NAL imprints included:

  • Signet fiction

  • Mentor (mostly) non-fiction (with the slogan, "Good reading for the millions")

  • Signet science

  • Signet Classics

  • Signet Key (for young readers ages 10 to 14)

  • Mentor-Omega (featuring Catholic philosophers)

  • Mentor Executive Library (for businesspeople).

Parent Company:Penguin Group

First 100 Paperback Books from Signet

Founded in 1961, Sphere Books began work on its first publication, the 1962 paperback edition of Gottfried Benn's The Trainee Man. Originally part of The Thomson Corporation, Sphere was sold to Pearson PLC in 1985 and became part of Penguin. The name was retired in 1990.

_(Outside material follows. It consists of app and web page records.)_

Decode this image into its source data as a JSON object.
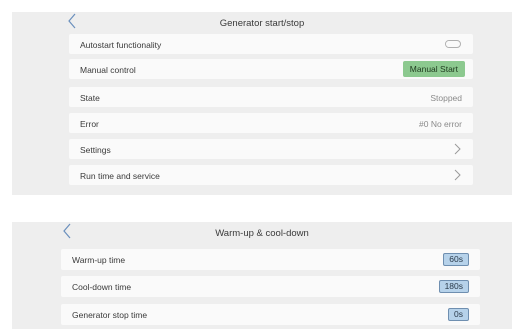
{
  "generator_panel": {
    "title": "Generator start/stop",
    "rows": [
      {
        "label": "Autostart functionality",
        "toggle_on": false
      },
      {
        "label": "Manual control",
        "button": "Manual Start"
      },
      {
        "label": "State",
        "value": "Stopped"
      },
      {
        "label": "Error",
        "value": "#0 No error"
      },
      {
        "label": "Settings"
      },
      {
        "label": "Run time and service"
      }
    ]
  },
  "warmup_panel": {
    "title": "Warm-up & cool-down",
    "rows": [
      {
        "label": "Warm-up time",
        "value": "60s"
      },
      {
        "label": "Cool-down time",
        "value": "180s"
      },
      {
        "label": "Generator stop time",
        "value": "0s"
      }
    ]
  },
  "icons": {
    "back": "chevron-left-icon",
    "forward": "chevron-right-icon",
    "toggle": "toggle-switch-icon"
  },
  "colors": {
    "panel_bg": "#eeeeee",
    "row_bg": "#fafafa",
    "start_button": "#8cc98f",
    "value_box": "#b6d2ea"
  }
}
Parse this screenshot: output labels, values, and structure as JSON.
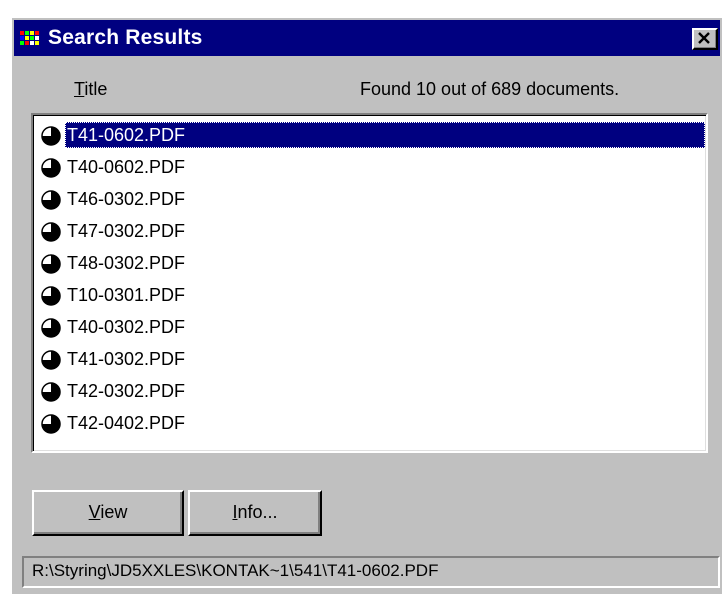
{
  "window": {
    "title": "Search Results",
    "close_label": "×"
  },
  "header": {
    "column_title_first": "T",
    "column_title_rest": "itle",
    "found_text": "Found 10 out of 689 documents."
  },
  "results": {
    "selected_index": 0,
    "items": [
      {
        "label": "T41-0602.PDF",
        "icon": "relevance-pie-icon"
      },
      {
        "label": "T40-0602.PDF",
        "icon": "relevance-pie-icon"
      },
      {
        "label": "T46-0302.PDF",
        "icon": "relevance-pie-icon"
      },
      {
        "label": "T47-0302.PDF",
        "icon": "relevance-pie-icon"
      },
      {
        "label": "T48-0302.PDF",
        "icon": "relevance-pie-icon"
      },
      {
        "label": "T10-0301.PDF",
        "icon": "relevance-pie-icon"
      },
      {
        "label": "T40-0302.PDF",
        "icon": "relevance-pie-icon"
      },
      {
        "label": "T41-0302.PDF",
        "icon": "relevance-pie-icon"
      },
      {
        "label": "T42-0302.PDF",
        "icon": "relevance-pie-icon"
      },
      {
        "label": "T42-0402.PDF",
        "icon": "relevance-pie-icon"
      }
    ]
  },
  "buttons": {
    "view_first": "V",
    "view_rest": "iew",
    "info_first": "I",
    "info_rest": "nfo..."
  },
  "status": {
    "path": "R:\\Styring\\JD5XXLES\\KONTAK~1\\541\\T41-0602.PDF"
  },
  "colors": {
    "titlebar": "#000080",
    "selection": "#000080",
    "face": "#c0c0c0"
  }
}
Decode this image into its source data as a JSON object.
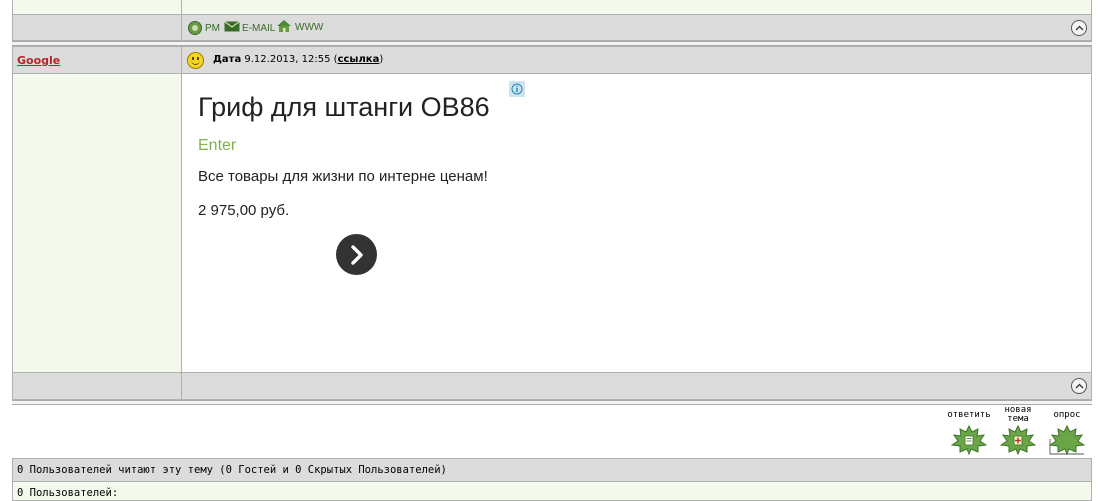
{
  "prev_post": {
    "links": {
      "pm": "PM",
      "email": "E-MAIL",
      "www": "WWW"
    }
  },
  "post": {
    "author": "Google",
    "date_label": "Дата",
    "date_value": "9.12.2013, 12:55",
    "link_label": "ссылка",
    "ad": {
      "title": "Гриф для штанги OB86",
      "source": "Enter",
      "description": "Все товары для жизни по интерне ценам!",
      "price": "2 975,00 руб."
    }
  },
  "actions": {
    "reply": "ответить",
    "new_topic_line1": "новая",
    "new_topic_line2": "тема",
    "poll": "опрос"
  },
  "footer": {
    "readers": "0 Пользователей читают эту тему (0 Гостей и 0 Скрытых Пользователей)",
    "users": "0 Пользователей:"
  },
  "colors": {
    "author_link": "#b3262b",
    "bar_gray": "#dcdcdc",
    "cell_green": "#f4faeb",
    "ad_accent": "#7fb24e"
  }
}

The current Sphere is an imprint of Little, Brown. It ran a competition in 2007, in association with Cosmopolitan and Waterstones, to find a new 'chick lit' writer.

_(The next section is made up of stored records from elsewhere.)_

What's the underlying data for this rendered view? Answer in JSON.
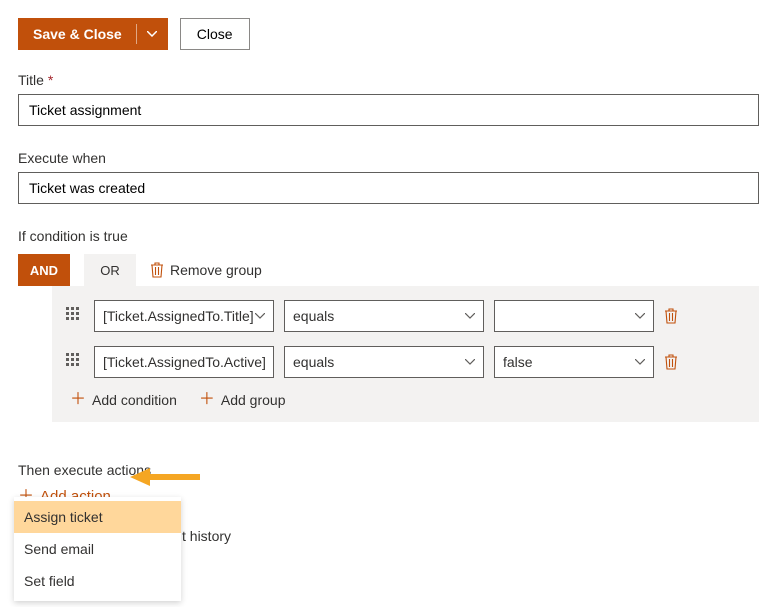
{
  "toolbar": {
    "save_close": "Save & Close",
    "close": "Close"
  },
  "fields": {
    "title_label": "Title",
    "required_mark": "*",
    "title_value": "Ticket assignment",
    "execute_when_label": "Execute when",
    "execute_when_value": "Ticket was created"
  },
  "condition": {
    "section_label": "If condition is true",
    "and": "AND",
    "or": "OR",
    "remove_group": "Remove group",
    "rows": [
      {
        "field": "[Ticket.AssignedTo.Title]",
        "operator": "equals",
        "value": ""
      },
      {
        "field": "[Ticket.AssignedTo.Active]",
        "operator": "equals",
        "value": "false"
      }
    ],
    "add_condition": "Add condition",
    "add_group": "Add group"
  },
  "actions": {
    "section_label": "Then execute actions",
    "add_action": "Add action",
    "menu": [
      "Assign ticket",
      "Send email",
      "Set field"
    ],
    "behind_text": "t history"
  },
  "colors": {
    "accent": "#c1500b",
    "panel": "#f3f2f1",
    "highlight": "#ffd79b",
    "arrow": "#f5a623"
  }
}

Viking Press is an American publishing company owned by the Penguin Group, which acquired the company in 1975.

It was founded in New York City on March 1, 1925, by Harold K. Guinzburg and George S. Oppenheim.

The firm's name and logo—a Viking ship drawn by Rockwell Kent—were meant to evoke the ideas of adventure, exploration and enterprise implied by the word "Viking".

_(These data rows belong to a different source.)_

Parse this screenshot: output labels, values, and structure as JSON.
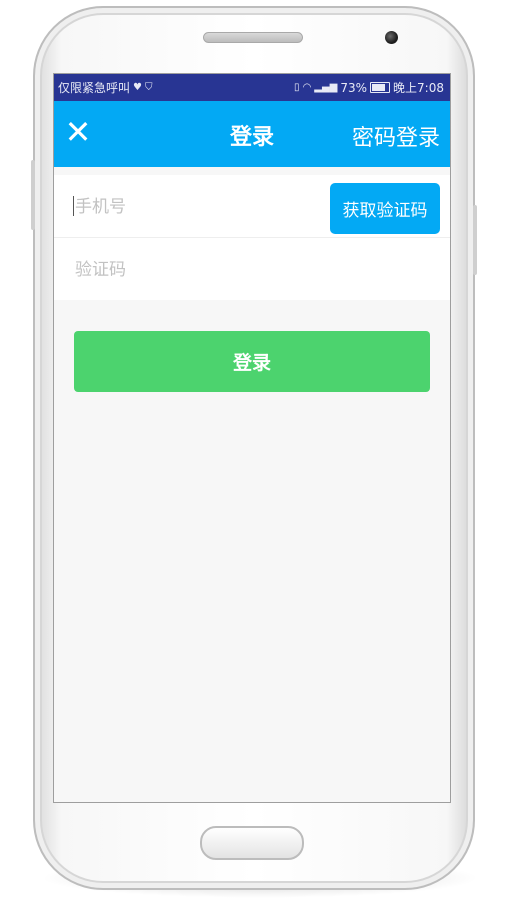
{
  "statusbar": {
    "left_text": "仅限紧急呼叫",
    "heart_icon": "heart-icon",
    "shield_icon": "shield-icon",
    "battery_percent": "73%",
    "time": "晚上7:08"
  },
  "appbar": {
    "close_icon": "close-icon",
    "title": "登录",
    "password_login": "密码登录",
    "color": "#03a9f4"
  },
  "form": {
    "phone_placeholder": "手机号",
    "code_placeholder": "验证码",
    "get_code_label": "获取验证码"
  },
  "login_button": {
    "label": "登录",
    "color": "#4cd36e"
  }
}
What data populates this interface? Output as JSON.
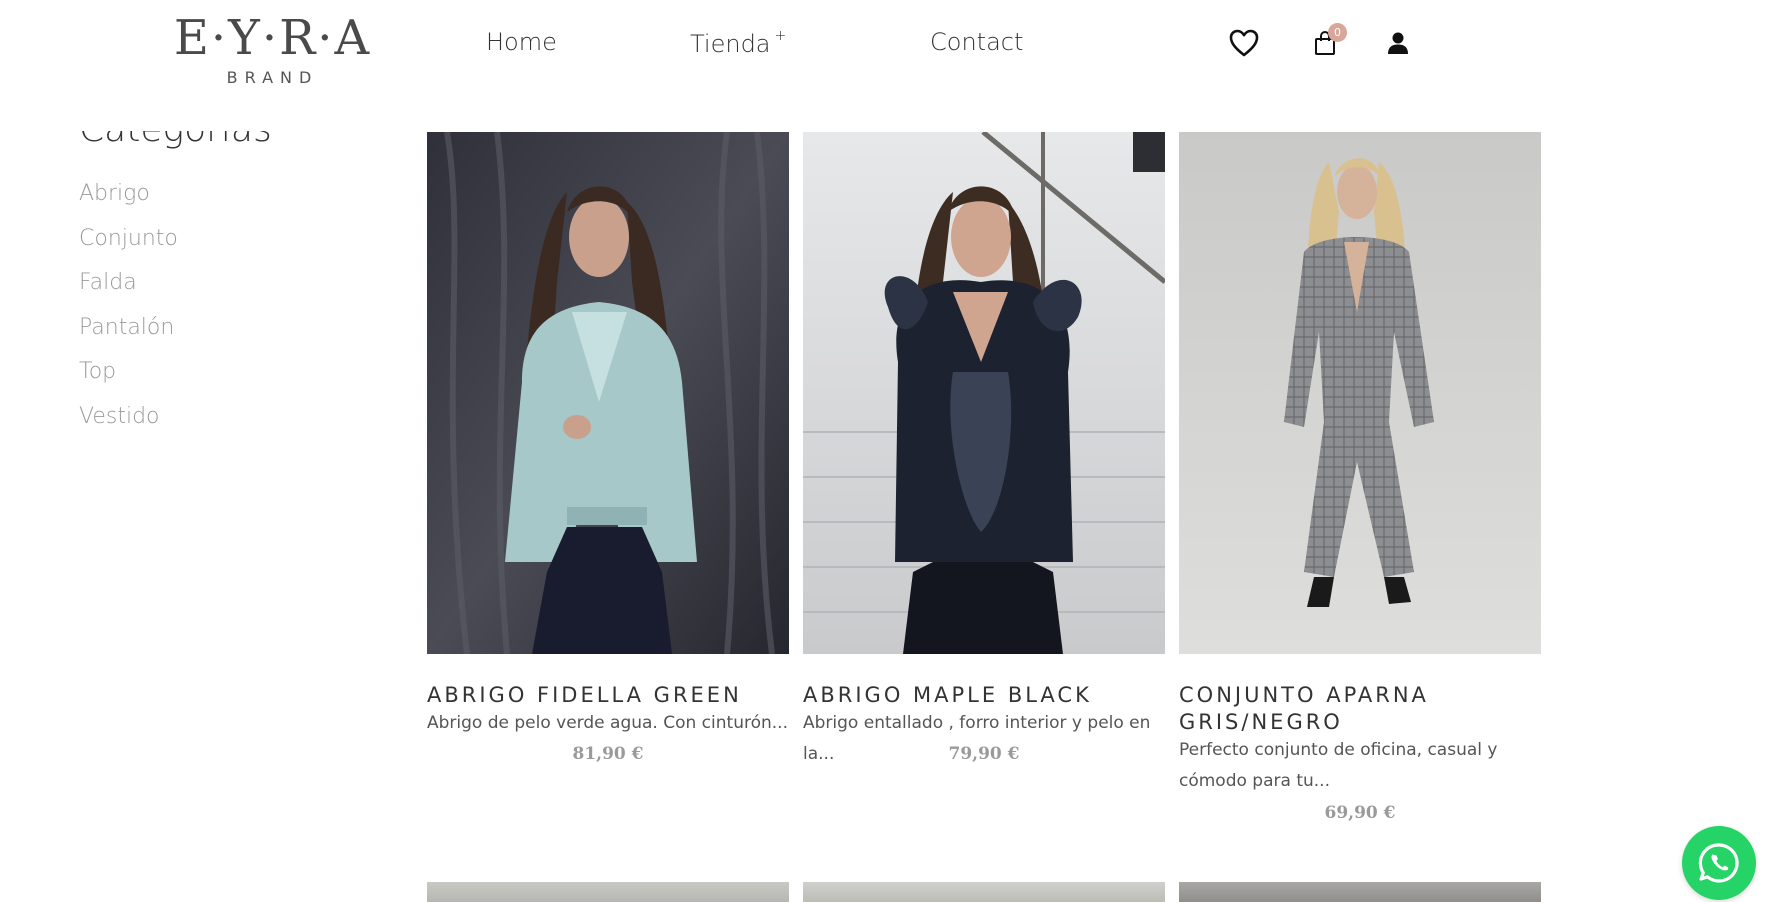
{
  "brand": {
    "logo_main": "E·Y·R·A",
    "logo_sub": "BRAND"
  },
  "nav": {
    "home": "Home",
    "tienda": "Tienda",
    "tienda_suffix": "+",
    "contact": "Contact"
  },
  "header_icons": {
    "wishlist": "heart-icon",
    "cart": "shopping-bag-icon",
    "user": "user-icon",
    "cart_count": "0"
  },
  "sidebar": {
    "title": "Categorías",
    "categories": [
      "Abrigo",
      "Conjunto",
      "Falda",
      "Pantalón",
      "Top",
      "Vestido"
    ]
  },
  "products": [
    {
      "name": "ABRIGO FIDELLA GREEN",
      "description": "Abrigo de pelo verde agua. Con cinturón...",
      "price": "81,90 €"
    },
    {
      "name": "ABRIGO MAPLE BLACK",
      "description": "Abrigo entallado , forro interior y pelo en la...",
      "price": "79,90 €"
    },
    {
      "name": "CONJUNTO APARNA GRIS/NEGRO",
      "description": "Perfecto conjunto de oficina, casual y cómodo para tu...",
      "price": "69,90 €"
    }
  ],
  "colors": {
    "accent": "#d9a69a",
    "whatsapp": "#25d366",
    "price": "#9a9a9a"
  },
  "chat_button": "whatsapp-icon"
}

The house has been home to many prominent authors of fiction, non-fiction, and play scripts. Five Viking authors have been awarded Nobel Prizes for Literature and one received the Nobel Peace Prize; Viking books have also won numerous Pulitzer Prizes, National Book Awards, and other important literary prizes.

Parent Company: Penguin Group

Vintage Books is a publishing imprint established in 1954 by Alfred A. Knopf.

The company was purchased by Random House publishing in April 1960, and is currently a subdivision of Random House. In 1990, Vintage UK was set up in the United Kingdom.

Parent Company: Knopf Doubleday Publishing Group

Warner Books had acquired the Paperback Library in 1970 to form Warner Books. In 1982, CBS Publications sold off Popular Library to Warner. In April 1985, Warner Books relaunched Popular Library starting out with five other books plus the reprint of Question of Upbringing continuing each month with the follow volumes from A Dance to the Music of Time series by Anthony Powell. Additional, two books would be issued per month from Popular's new imprint, Questar, for science fiction. Time merged with Warner Communications to form Time Warner in 1989. Publisher Macdonald & Co. was bought in 1992 to become part of the Time Warner Book Group UK, and in 1996 the various branches merged to become Time Warner Trade Publishing, later renamed to Time Warner Book Group.